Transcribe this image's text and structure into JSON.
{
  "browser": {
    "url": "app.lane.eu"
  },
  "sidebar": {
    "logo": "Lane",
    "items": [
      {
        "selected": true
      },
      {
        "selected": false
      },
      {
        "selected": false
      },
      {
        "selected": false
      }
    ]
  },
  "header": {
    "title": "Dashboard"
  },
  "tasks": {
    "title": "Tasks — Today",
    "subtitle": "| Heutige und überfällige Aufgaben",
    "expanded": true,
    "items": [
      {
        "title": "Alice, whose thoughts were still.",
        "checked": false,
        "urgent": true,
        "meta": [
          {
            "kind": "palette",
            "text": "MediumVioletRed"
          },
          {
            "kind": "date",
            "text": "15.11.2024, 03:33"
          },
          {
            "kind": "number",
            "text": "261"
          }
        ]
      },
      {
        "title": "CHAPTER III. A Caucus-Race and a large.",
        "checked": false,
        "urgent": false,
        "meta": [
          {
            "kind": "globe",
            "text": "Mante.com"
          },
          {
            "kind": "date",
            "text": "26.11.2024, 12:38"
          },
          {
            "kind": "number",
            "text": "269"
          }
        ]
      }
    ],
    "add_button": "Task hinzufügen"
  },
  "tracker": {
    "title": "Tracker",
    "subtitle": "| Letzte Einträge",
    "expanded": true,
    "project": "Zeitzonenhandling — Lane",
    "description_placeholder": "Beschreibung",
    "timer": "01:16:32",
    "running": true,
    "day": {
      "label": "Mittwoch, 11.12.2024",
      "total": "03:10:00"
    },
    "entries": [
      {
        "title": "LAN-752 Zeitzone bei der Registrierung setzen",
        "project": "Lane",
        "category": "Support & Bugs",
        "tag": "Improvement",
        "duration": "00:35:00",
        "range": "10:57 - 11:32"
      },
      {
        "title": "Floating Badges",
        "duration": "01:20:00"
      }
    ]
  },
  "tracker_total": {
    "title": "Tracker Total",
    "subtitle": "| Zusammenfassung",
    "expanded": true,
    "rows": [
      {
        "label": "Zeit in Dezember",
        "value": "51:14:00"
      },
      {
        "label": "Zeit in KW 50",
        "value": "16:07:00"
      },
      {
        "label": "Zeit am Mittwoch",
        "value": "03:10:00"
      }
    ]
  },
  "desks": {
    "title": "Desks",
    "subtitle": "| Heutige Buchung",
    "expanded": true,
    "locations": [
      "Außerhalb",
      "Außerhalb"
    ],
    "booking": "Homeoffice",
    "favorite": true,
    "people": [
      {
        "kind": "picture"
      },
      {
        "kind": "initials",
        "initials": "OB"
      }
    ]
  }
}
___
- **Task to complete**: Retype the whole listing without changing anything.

- **Finished exercise**:
Transcribe this image's text and structure into JSON.
{
  "browser": {
    "url": "app.lane.eu"
  },
  "sidebar": {
    "logo": "Lane",
    "items": [
      {
        "selected": true
      },
      {
        "selected": false
      },
      {
        "selected": false
      },
      {
        "selected": false
      }
    ]
  },
  "header": {
    "title": "Dashboard"
  },
  "tasks": {
    "title": "Tasks — Today",
    "subtitle": "| Heutige und überfällige Aufgaben",
    "expanded": true,
    "items": [
      {
        "title": "Alice, whose thoughts were still.",
        "checked": false,
        "urgent": true,
        "meta": [
          {
            "kind": "palette",
            "text": "MediumVioletRed"
          },
          {
            "kind": "date",
            "text": "15.11.2024, 03:33"
          },
          {
            "kind": "number",
            "text": "261"
          }
        ]
      },
      {
        "title": "CHAPTER III. A Caucus-Race and a large.",
        "checked": false,
        "urgent": false,
        "meta": [
          {
            "kind": "globe",
            "text": "Mante.com"
          },
          {
            "kind": "date",
            "text": "26.11.2024, 12:38"
          },
          {
            "kind": "number",
            "text": "269"
          }
        ]
      }
    ],
    "add_button": "Task hinzufügen"
  },
  "tracker": {
    "title": "Tracker",
    "subtitle": "| Letzte Einträge",
    "expanded": true,
    "project": "Zeitzonenhandling — Lane",
    "description_placeholder": "Beschreibung",
    "timer": "01:16:32",
    "running": true,
    "day": {
      "label": "Mittwoch, 11.12.2024",
      "total": "03:10:00"
    },
    "entries": [
      {
        "title": "LAN-752 Zeitzone bei der Registrierung setzen",
        "project": "Lane",
        "category": "Support & Bugs",
        "tag": "Improvement",
        "duration": "00:35:00",
        "range": "10:57 - 11:32"
      },
      {
        "title": "Floating Badges",
        "duration": "01:20:00"
      }
    ]
  },
  "tracker_total": {
    "title": "Tracker Total",
    "subtitle": "| Zusammenfassung",
    "expanded": true,
    "rows": [
      {
        "label": "Zeit in Dezember",
        "value": "51:14:00"
      },
      {
        "label": "Zeit in KW 50",
        "value": "16:07:00"
      },
      {
        "label": "Zeit am Mittwoch",
        "value": "03:10:00"
      }
    ]
  },
  "desks": {
    "title": "Desks",
    "subtitle": "| Heutige Buchung",
    "expanded": true,
    "locations": [
      "Außerhalb",
      "Außerhalb"
    ],
    "booking": "Homeoffice",
    "favorite": true,
    "people": [
      {
        "kind": "picture"
      },
      {
        "kind": "initials",
        "initials": "OB"
      }
    ]
  }
}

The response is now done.